(What you are asked to do):
The listing that follows is to be output in full and without change.
============================================================
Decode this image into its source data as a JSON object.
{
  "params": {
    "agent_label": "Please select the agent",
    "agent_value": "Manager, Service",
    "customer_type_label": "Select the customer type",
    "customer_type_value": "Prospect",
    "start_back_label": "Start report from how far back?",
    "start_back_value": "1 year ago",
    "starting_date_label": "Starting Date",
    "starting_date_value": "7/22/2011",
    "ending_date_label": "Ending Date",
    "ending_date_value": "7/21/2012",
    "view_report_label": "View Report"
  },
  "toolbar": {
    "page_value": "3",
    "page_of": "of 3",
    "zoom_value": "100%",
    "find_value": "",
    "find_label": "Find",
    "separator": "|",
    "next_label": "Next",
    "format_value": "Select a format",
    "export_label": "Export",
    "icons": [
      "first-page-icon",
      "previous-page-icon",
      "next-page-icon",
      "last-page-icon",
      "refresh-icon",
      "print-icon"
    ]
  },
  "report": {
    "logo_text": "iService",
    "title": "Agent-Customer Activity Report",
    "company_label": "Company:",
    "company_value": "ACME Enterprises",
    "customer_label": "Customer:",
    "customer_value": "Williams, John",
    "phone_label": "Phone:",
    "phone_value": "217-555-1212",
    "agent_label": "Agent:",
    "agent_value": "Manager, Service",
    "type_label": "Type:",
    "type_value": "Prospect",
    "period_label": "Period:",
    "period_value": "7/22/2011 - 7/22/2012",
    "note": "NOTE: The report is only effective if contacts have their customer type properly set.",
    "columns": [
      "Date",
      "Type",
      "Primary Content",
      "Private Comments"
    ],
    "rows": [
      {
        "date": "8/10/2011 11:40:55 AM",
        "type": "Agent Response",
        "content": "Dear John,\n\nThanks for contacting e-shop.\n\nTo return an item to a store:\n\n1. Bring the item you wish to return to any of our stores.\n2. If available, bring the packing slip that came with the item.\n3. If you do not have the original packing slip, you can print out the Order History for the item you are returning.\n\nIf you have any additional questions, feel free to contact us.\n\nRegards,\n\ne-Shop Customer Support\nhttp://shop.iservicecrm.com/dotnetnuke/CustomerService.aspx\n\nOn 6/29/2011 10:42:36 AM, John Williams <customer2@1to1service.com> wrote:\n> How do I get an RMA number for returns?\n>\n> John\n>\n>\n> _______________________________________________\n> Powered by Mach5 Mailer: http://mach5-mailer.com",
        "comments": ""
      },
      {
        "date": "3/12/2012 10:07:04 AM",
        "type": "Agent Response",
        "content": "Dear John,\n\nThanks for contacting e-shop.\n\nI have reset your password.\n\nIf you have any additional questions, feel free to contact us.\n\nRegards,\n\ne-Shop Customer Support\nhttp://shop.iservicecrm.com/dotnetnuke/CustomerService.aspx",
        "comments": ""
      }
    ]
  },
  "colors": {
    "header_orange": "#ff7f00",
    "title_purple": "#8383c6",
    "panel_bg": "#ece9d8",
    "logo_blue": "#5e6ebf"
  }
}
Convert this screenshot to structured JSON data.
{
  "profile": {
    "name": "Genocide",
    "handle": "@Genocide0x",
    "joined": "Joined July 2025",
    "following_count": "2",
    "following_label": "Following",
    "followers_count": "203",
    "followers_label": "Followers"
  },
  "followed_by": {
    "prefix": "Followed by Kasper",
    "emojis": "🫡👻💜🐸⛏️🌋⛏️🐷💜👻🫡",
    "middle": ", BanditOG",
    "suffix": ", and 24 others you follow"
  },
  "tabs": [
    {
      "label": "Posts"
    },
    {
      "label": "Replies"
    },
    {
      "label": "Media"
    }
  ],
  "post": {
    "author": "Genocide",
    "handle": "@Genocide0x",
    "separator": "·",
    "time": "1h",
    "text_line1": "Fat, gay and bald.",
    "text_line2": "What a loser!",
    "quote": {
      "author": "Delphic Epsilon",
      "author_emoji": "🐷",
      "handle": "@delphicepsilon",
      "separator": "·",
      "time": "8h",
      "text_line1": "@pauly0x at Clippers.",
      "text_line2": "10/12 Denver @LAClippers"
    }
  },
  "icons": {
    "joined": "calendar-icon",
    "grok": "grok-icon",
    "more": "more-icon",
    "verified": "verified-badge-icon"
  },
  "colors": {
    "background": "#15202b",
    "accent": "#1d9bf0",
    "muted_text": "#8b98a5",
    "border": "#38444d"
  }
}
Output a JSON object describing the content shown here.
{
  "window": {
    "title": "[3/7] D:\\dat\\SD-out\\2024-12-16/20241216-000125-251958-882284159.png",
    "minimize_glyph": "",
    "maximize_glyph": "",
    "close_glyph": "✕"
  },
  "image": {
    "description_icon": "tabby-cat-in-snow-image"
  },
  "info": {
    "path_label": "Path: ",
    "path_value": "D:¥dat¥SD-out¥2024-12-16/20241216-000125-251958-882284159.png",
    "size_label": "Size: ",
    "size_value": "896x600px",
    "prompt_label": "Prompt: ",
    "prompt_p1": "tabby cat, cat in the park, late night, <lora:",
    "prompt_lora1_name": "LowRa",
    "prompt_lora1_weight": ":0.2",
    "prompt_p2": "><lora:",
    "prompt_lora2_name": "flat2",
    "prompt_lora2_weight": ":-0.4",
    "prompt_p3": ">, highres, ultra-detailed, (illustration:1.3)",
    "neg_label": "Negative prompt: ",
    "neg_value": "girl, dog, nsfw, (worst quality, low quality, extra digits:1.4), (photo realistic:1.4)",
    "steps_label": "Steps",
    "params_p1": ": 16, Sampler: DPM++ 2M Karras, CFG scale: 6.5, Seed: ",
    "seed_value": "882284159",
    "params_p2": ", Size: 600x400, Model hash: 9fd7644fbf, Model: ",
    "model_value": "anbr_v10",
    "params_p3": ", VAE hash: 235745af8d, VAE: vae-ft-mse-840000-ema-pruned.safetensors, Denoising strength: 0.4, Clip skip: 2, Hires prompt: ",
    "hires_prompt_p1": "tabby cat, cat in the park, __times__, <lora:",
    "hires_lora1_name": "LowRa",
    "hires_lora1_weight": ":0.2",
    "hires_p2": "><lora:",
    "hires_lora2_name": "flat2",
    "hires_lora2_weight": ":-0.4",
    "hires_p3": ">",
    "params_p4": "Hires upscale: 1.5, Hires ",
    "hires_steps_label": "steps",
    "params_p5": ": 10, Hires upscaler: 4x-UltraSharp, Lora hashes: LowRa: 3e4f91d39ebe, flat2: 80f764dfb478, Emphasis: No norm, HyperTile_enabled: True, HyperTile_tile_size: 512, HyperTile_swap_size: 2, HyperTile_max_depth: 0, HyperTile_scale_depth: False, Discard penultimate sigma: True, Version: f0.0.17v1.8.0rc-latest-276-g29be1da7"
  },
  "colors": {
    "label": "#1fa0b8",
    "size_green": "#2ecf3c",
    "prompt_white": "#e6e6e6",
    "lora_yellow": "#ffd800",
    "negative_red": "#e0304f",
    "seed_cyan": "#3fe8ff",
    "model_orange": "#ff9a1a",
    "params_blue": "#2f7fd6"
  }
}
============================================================
(Answer to this task):
Decode this image into its source data as a JSON object.
{
  "params": {
    "agent_label": "Please select the agent",
    "agent_value": "Manager, Service",
    "customer_type_label": "Select the customer type",
    "customer_type_value": "Prospect",
    "start_back_label": "Start report from how far back?",
    "start_back_value": "1 year ago",
    "starting_date_label": "Starting Date",
    "starting_date_value": "7/22/2011",
    "ending_date_label": "Ending Date",
    "ending_date_value": "7/21/2012",
    "view_report_label": "View Report"
  },
  "toolbar": {
    "page_value": "3",
    "page_of": "of 3",
    "zoom_value": "100%",
    "find_value": "",
    "find_label": "Find",
    "separator": "|",
    "next_label": "Next",
    "format_value": "Select a format",
    "export_label": "Export",
    "icons": [
      "first-page-icon",
      "previous-page-icon",
      "next-page-icon",
      "last-page-icon",
      "refresh-icon",
      "print-icon"
    ]
  },
  "report": {
    "logo_text": "iService",
    "title": "Agent-Customer Activity Report",
    "company_label": "Company:",
    "company_value": "ACME Enterprises",
    "customer_label": "Customer:",
    "customer_value": "Williams, John",
    "phone_label": "Phone:",
    "phone_value": "217-555-1212",
    "agent_label": "Agent:",
    "agent_value": "Manager, Service",
    "type_label": "Type:",
    "type_value": "Prospect",
    "period_label": "Period:",
    "period_value": "7/22/2011 - 7/22/2012",
    "note": "NOTE: The report is only effective if contacts have their customer type properly set.",
    "columns": [
      "Date",
      "Type",
      "Primary Content",
      "Private Comments"
    ],
    "rows": [
      {
        "date": "8/10/2011 11:40:55 AM",
        "type": "Agent Response",
        "content": "Dear John,\n\nThanks for contacting e-shop.\n\nTo return an item to a store:\n\n1. Bring the item you wish to return to any of our stores.\n2. If available, bring the packing slip that came with the item.\n3. If you do not have the original packing slip, you can print out the Order History for the item you are returning.\n\nIf you have any additional questions, feel free to contact us.\n\nRegards,\n\ne-Shop Customer Support\nhttp://shop.iservicecrm.com/dotnetnuke/CustomerService.aspx\n\nOn 6/29/2011 10:42:36 AM, John Williams <customer2@1to1service.com> wrote:\n> How do I get an RMA number for returns?\n>\n> John\n>\n>\n> _______________________________________________\n> Powered by Mach5 Mailer: http://mach5-mailer.com",
        "comments": ""
      },
      {
        "date": "3/12/2012 10:07:04 AM",
        "type": "Agent Response",
        "content": "Dear John,\n\nThanks for contacting e-shop.\n\nI have reset your password.\n\nIf you have any additional questions, feel free to contact us.\n\nRegards,\n\ne-Shop Customer Support\nhttp://shop.iservicecrm.com/dotnetnuke/CustomerService.aspx",
        "comments": ""
      }
    ]
  },
  "colors": {
    "header_orange": "#ff7f00",
    "title_purple": "#8383c6",
    "panel_bg": "#ece9d8",
    "logo_blue": "#5e6ebf"
  }
}
Convert this screenshot to structured JSON data.
{
  "profile": {
    "name": "Genocide",
    "handle": "@Genocide0x",
    "joined": "Joined July 2025",
    "following_count": "2",
    "following_label": "Following",
    "followers_count": "203",
    "followers_label": "Followers"
  },
  "followed_by": {
    "prefix": "Followed by Kasper",
    "emojis": "🫡👻💜🐸⛏️🌋⛏️🐷💜👻🫡",
    "middle": ", BanditOG",
    "suffix": ", and 24 others you follow"
  },
  "tabs": [
    {
      "label": "Posts"
    },
    {
      "label": "Replies"
    },
    {
      "label": "Media"
    }
  ],
  "post": {
    "author": "Genocide",
    "handle": "@Genocide0x",
    "separator": "·",
    "time": "1h",
    "text_line1": "Fat, gay and bald.",
    "text_line2": "What a loser!",
    "quote": {
      "author": "Delphic Epsilon",
      "author_emoji": "🐷",
      "handle": "@delphicepsilon",
      "separator": "·",
      "time": "8h",
      "text_line1": "@pauly0x at Clippers.",
      "text_line2": "10/12 Denver @LAClippers"
    }
  },
  "icons": {
    "joined": "calendar-icon",
    "grok": "grok-icon",
    "more": "more-icon",
    "verified": "verified-badge-icon"
  },
  "colors": {
    "background": "#15202b",
    "accent": "#1d9bf0",
    "muted_text": "#8b98a5",
    "border": "#38444d"
  }
}
Output a JSON object describing the content shown here.
{
  "window": {
    "title": "[3/7] D:\\dat\\SD-out\\2024-12-16/20241216-000125-251958-882284159.png",
    "minimize_glyph": "",
    "maximize_glyph": "",
    "close_glyph": "✕"
  },
  "image": {
    "description_icon": "tabby-cat-in-snow-image"
  },
  "info": {
    "path_label": "Path: ",
    "path_value": "D:¥dat¥SD-out¥2024-12-16/20241216-000125-251958-882284159.png",
    "size_label": "Size: ",
    "size_value": "896x600px",
    "prompt_label": "Prompt: ",
    "prompt_p1": "tabby cat, cat in the park, late night, <lora:",
    "prompt_lora1_name": "LowRa",
    "prompt_lora1_weight": ":0.2",
    "prompt_p2": "><lora:",
    "prompt_lora2_name": "flat2",
    "prompt_lora2_weight": ":-0.4",
    "prompt_p3": ">, highres, ultra-detailed, (illustration:1.3)",
    "neg_label": "Negative prompt: ",
    "neg_value": "girl, dog, nsfw, (worst quality, low quality, extra digits:1.4), (photo realistic:1.4)",
    "steps_label": "Steps",
    "params_p1": ": 16, Sampler: DPM++ 2M Karras, CFG scale: 6.5, Seed: ",
    "seed_value": "882284159",
    "params_p2": ", Size: 600x400, Model hash: 9fd7644fbf, Model: ",
    "model_value": "anbr_v10",
    "params_p3": ", VAE hash: 235745af8d, VAE: vae-ft-mse-840000-ema-pruned.safetensors, Denoising strength: 0.4, Clip skip: 2, Hires prompt: ",
    "hires_prompt_p1": "tabby cat, cat in the park, __times__, <lora:",
    "hires_lora1_name": "LowRa",
    "hires_lora1_weight": ":0.2",
    "hires_p2": "><lora:",
    "hires_lora2_name": "flat2",
    "hires_lora2_weight": ":-0.4",
    "hires_p3": ">",
    "params_p4": "Hires upscale: 1.5, Hires ",
    "hires_steps_label": "steps",
    "params_p5": ": 10, Hires upscaler: 4x-UltraSharp, Lora hashes: LowRa: 3e4f91d39ebe, flat2: 80f764dfb478, Emphasis: No norm, HyperTile_enabled: True, HyperTile_tile_size: 512, HyperTile_swap_size: 2, HyperTile_max_depth: 0, HyperTile_scale_depth: False, Discard penultimate sigma: True, Version: f0.0.17v1.8.0rc-latest-276-g29be1da7"
  },
  "colors": {
    "label": "#1fa0b8",
    "size_green": "#2ecf3c",
    "prompt_white": "#e6e6e6",
    "lora_yellow": "#ffd800",
    "negative_red": "#e0304f",
    "seed_cyan": "#3fe8ff",
    "model_orange": "#ff9a1a",
    "params_blue": "#2f7fd6"
  }
}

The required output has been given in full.